popular of the series, as all of our people are interested
in the adventures and services of Colonel George Rogers
Tlie membership of the Society is so large that it seems
that the one annual meeting gives hardly enough
opportunity for the members to meet, and it seems that
the members in the different localities of the State can
and ought to aid local societies or committees to observe
local historical events. I suggest that a committee be
appointed to consider a plan for such special meetings.
The secretary of the Society attended the celebration of
the 70th anniversary af the organization of Woodford
county. This was held under the auspices of the Wood-
ford County Historical Society, Fel)ruary 27, 1911. The

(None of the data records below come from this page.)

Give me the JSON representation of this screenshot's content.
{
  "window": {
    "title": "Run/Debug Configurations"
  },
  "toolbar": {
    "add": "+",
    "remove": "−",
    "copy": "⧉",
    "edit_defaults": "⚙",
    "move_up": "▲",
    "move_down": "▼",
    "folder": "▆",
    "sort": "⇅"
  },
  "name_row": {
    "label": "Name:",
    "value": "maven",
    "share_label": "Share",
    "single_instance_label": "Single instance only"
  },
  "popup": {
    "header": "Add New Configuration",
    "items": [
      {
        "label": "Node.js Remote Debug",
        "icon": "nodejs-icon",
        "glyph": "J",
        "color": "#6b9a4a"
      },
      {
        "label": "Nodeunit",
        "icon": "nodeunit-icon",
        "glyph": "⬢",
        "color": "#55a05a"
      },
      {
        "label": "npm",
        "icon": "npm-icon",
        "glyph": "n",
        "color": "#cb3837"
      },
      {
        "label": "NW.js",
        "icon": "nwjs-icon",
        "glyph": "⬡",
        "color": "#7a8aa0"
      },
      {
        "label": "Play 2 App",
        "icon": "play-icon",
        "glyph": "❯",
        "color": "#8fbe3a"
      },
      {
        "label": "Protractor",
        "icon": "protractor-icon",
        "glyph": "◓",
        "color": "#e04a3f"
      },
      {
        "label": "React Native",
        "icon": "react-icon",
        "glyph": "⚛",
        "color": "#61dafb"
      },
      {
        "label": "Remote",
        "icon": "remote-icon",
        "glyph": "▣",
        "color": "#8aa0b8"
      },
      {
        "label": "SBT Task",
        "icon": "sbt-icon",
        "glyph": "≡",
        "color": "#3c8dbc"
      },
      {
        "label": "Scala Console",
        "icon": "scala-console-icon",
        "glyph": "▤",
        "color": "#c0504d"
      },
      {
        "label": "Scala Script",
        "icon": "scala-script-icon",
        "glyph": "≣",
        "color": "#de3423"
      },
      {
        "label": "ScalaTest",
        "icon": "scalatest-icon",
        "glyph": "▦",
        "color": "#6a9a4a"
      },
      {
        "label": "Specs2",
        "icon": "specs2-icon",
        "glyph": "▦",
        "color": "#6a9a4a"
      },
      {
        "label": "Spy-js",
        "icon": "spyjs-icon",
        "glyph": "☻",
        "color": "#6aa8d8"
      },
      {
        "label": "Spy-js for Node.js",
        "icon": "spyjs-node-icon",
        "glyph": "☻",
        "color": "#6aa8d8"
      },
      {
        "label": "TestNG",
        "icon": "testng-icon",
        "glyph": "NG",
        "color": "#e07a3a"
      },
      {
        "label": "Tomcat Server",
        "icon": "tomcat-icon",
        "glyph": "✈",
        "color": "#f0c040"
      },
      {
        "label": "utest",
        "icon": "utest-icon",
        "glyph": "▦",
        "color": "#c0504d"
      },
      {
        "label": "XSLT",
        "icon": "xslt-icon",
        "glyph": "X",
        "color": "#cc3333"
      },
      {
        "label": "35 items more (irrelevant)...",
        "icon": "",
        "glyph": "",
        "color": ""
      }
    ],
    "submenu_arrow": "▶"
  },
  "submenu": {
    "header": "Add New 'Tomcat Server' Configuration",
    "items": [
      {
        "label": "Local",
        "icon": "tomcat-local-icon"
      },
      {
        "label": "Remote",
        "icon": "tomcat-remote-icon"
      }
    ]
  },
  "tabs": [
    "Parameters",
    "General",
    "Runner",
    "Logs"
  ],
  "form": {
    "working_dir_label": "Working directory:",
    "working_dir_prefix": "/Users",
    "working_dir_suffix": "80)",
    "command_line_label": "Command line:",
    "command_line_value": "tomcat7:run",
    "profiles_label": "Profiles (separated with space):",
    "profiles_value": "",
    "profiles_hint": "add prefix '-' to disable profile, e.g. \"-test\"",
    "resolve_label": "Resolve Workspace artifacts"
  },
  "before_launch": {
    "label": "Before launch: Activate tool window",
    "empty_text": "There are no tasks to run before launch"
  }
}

meeting was a very successful one. Addresses were made
by pioneers of the county and everyone present seemed
to enjoy the exercises and appreciate the work that the
Woodford County Society is doing. I hope we will have
a report of this celebration from a delegate from the
Society and that other societies may be represented at
this meeting and give us some account of their activities.
The Colored Historical Society of Illinois, located at
Springfield, has asked me to report for it that it has sixty
active members who are much interested in preserving
the history of their race in its struggles for growth and
betterment. I believe this is the only colored historical
society in the State.
We have received some gifts for which we desire to
express our thanks. Members of the Society axe urged
to help in the collection of local historical material. A
circular letter was sent you some time ago asking such
materials. We are very anxious to obtain old letters
which describe early conditions in the localities of the
State, the pioneers' manner of living, modes of trans-
portation, cost of commodities, etc. If you know of any
such local material we will be glad to be informed of it.
We will gladly have copies made of historical documents
if the originals can not be obtained.
Miss Louise I. Enos, a member of the Society, has pre-
sented on behalf of her father's heirs, a valuable Lincoln
document. It is an original surveyiag paper. It was
mentioned in the April Journal of the Society. The Hon.
Norman G. Flaigg has a collection of early Illinois letters
written mostly by his father. He has allowed the Society
to publish them and they wUl be edited by Mr. S. J. Buck
and published in the transactions of the Society.
Such material is of the greatest value and interest.
Please help the Society and Library in the collection of
Governor Bicliard Yates has presented the Society
with a manuscript record book containing the earliest
military orders of his father, the great War Governor.
There are not many entries but what there are are of
the greatest interest.
We acknowledge gifts in the Journal, and so I will not
take your time by enumerating them now.
On April 14, the Society held a meeting in commemora-
tion of the fiftieth anniversary of the breaking out of the
war between the States. The meeting was one of the
most interesting we have ever held and the attendance
was as large as we have ever had. Addresses were made
by Colonel Carr, Gen. Smith D. Atkins, Mr. Eugene F.
Baldwin and Col. Bluford Wilson at the afternoon meet-
ing, and in the evening Judge Marcus Kavanaghl' de-
livered an address. The old war timie music was sung.
The patriotic societies were invited and were well rep-
resented. It shows what can be done in the way of a
special meeting to commemorate an historic event.
Our committees will, I hope, report on their activities.
I urge greater activity among the members of the com-
Jessie Palmer Weber,
Secretary Illinois State Historical Society.